__WHAT IS REQUIRED__. Count every line that includes the string "JSON" in the entries that follow. Nothing besides the number is needed.

__ENTRIES PROVIDED__.
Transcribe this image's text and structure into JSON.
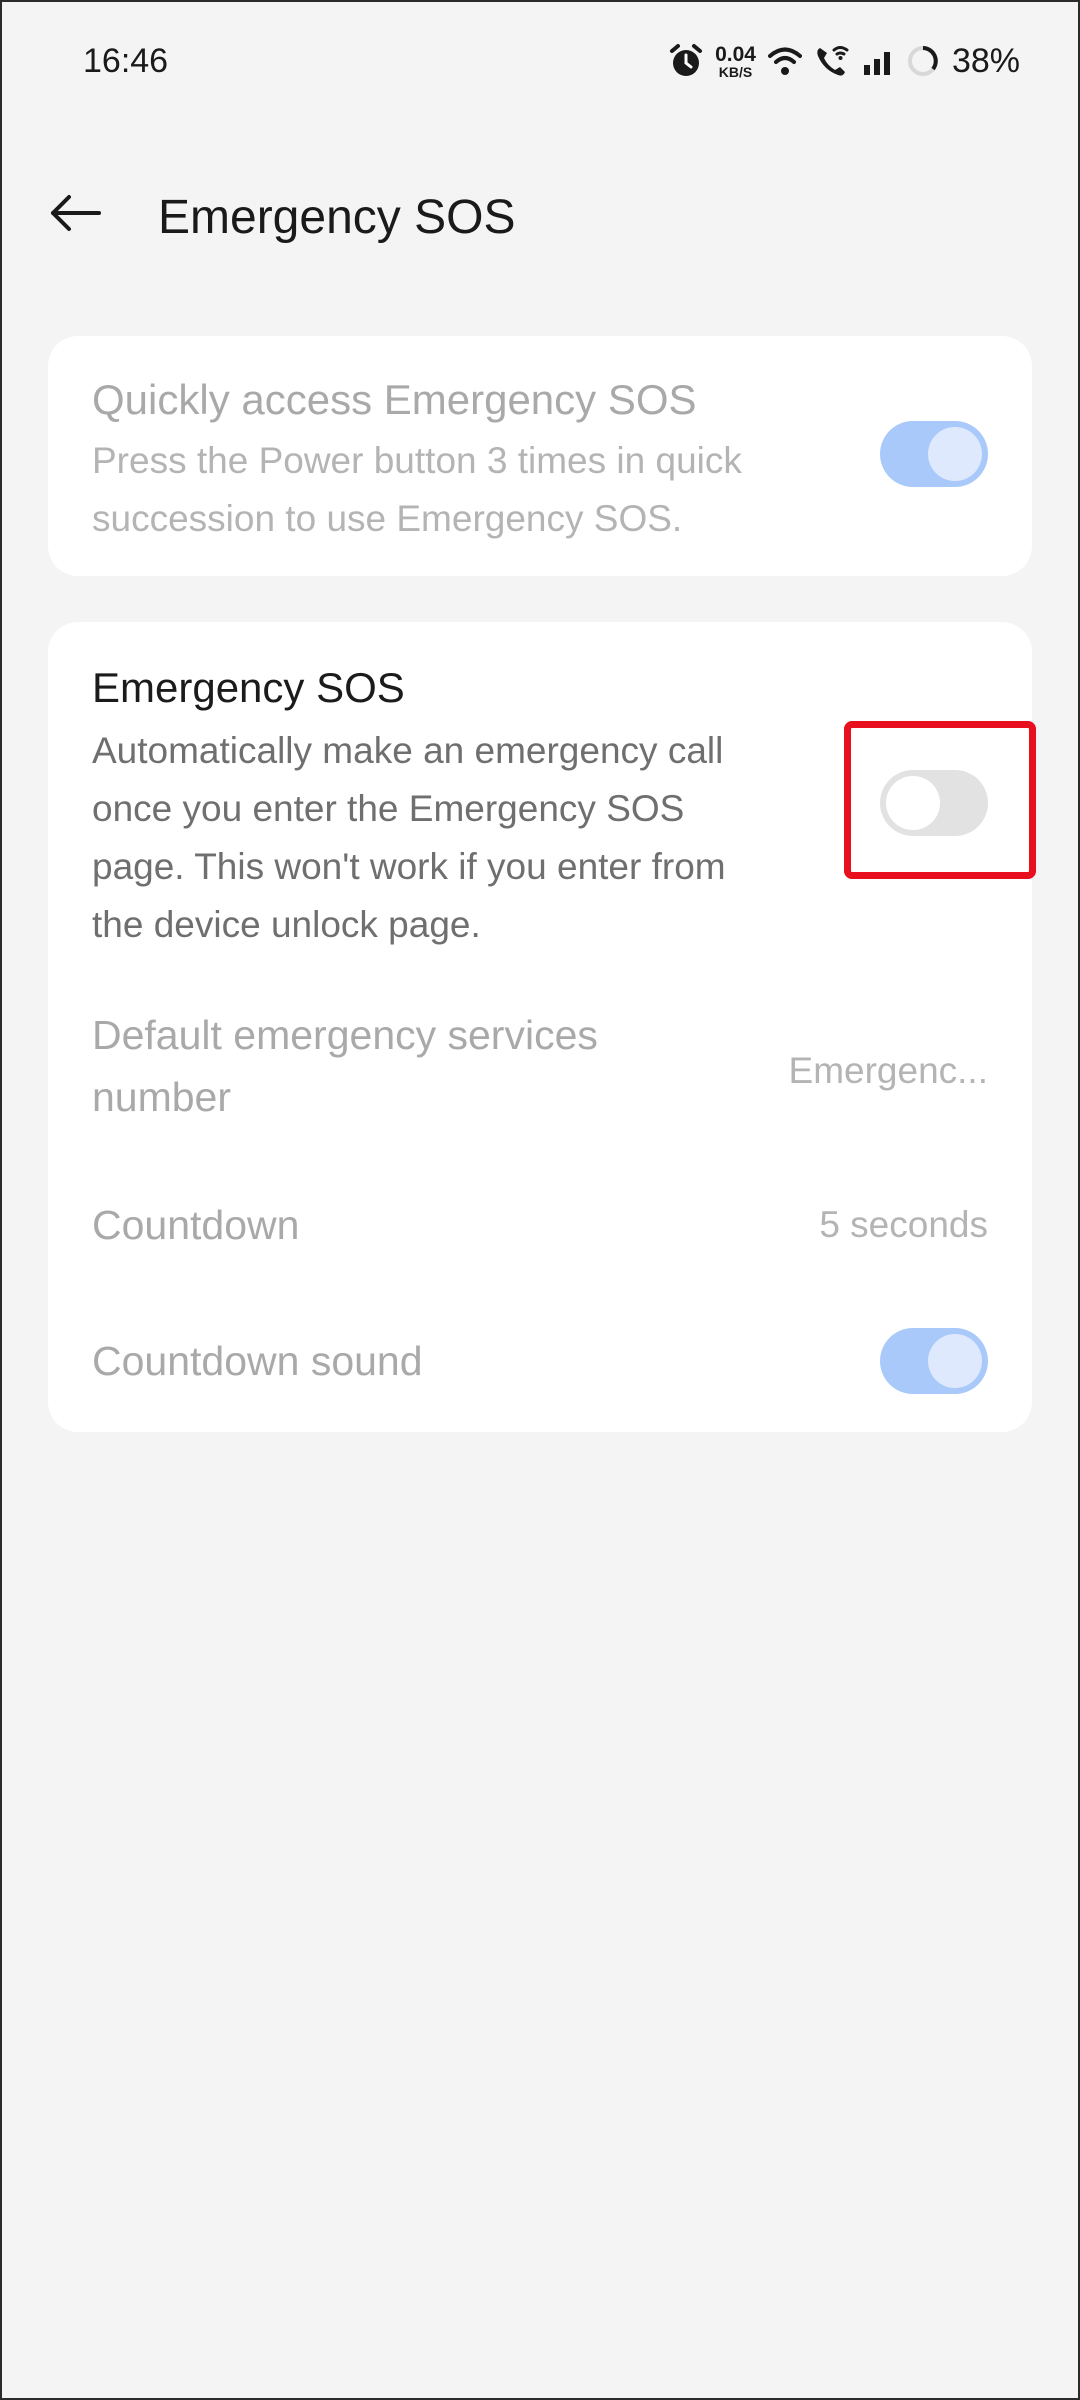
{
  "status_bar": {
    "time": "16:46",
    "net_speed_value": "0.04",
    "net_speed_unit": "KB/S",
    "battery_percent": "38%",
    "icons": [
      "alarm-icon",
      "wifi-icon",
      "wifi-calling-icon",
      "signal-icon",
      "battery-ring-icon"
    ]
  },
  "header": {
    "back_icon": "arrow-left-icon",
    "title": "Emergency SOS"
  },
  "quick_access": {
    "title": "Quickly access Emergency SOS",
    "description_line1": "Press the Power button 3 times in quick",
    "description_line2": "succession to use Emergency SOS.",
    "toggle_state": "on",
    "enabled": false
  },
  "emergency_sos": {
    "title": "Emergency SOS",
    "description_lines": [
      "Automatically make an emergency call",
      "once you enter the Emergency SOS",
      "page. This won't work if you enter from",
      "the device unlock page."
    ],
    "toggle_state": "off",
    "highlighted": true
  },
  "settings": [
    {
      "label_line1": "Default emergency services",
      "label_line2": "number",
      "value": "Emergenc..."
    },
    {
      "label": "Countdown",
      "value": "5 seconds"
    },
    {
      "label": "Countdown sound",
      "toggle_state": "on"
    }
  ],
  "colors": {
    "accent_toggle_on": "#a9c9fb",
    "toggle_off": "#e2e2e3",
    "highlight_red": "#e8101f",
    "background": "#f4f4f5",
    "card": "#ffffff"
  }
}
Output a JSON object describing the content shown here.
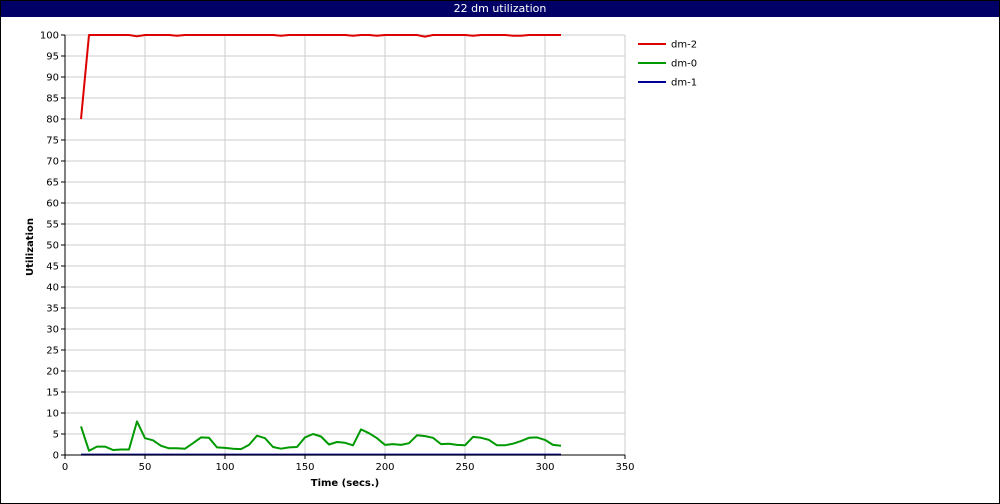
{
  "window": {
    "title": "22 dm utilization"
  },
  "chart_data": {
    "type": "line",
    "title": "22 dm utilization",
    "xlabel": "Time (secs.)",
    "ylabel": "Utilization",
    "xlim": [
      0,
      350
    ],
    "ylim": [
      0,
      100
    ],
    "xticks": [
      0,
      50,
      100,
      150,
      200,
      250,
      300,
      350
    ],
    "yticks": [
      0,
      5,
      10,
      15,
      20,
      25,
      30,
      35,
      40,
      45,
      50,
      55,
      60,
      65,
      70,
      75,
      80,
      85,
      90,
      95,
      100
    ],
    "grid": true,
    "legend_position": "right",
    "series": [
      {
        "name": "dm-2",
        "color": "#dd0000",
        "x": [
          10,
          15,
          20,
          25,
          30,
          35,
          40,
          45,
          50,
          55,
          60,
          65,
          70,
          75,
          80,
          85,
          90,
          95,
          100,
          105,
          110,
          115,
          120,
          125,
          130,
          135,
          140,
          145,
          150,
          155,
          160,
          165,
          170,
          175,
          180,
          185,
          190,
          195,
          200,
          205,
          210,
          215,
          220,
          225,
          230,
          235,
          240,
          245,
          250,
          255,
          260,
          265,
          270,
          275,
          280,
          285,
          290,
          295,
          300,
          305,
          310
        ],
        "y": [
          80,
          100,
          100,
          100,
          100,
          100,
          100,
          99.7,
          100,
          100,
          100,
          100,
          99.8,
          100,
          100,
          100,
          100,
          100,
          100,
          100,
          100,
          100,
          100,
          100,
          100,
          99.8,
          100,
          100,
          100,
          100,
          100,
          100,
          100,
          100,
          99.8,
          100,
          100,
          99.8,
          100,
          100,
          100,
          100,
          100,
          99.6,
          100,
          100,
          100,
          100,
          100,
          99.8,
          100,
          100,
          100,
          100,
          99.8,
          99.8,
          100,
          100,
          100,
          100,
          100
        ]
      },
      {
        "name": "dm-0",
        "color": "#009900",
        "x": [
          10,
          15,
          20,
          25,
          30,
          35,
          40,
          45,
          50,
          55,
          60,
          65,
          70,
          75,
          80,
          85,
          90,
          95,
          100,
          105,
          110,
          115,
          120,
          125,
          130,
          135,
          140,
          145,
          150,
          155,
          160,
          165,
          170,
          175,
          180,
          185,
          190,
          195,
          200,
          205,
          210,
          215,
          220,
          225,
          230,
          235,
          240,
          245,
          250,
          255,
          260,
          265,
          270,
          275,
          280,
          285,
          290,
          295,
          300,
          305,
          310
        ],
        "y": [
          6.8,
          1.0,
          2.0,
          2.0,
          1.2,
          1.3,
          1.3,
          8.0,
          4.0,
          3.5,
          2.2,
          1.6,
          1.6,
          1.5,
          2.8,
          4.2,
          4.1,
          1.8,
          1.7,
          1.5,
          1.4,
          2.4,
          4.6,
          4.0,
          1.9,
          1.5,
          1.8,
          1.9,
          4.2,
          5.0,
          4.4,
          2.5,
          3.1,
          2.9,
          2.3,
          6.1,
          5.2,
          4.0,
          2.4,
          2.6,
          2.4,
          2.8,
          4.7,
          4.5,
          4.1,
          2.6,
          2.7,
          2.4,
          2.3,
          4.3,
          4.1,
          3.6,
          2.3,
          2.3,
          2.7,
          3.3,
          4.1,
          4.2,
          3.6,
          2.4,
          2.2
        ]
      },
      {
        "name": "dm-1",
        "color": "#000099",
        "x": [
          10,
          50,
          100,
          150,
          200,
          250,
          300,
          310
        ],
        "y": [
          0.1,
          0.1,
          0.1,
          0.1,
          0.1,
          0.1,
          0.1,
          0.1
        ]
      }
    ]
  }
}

__WRITTEN REPLY__. 2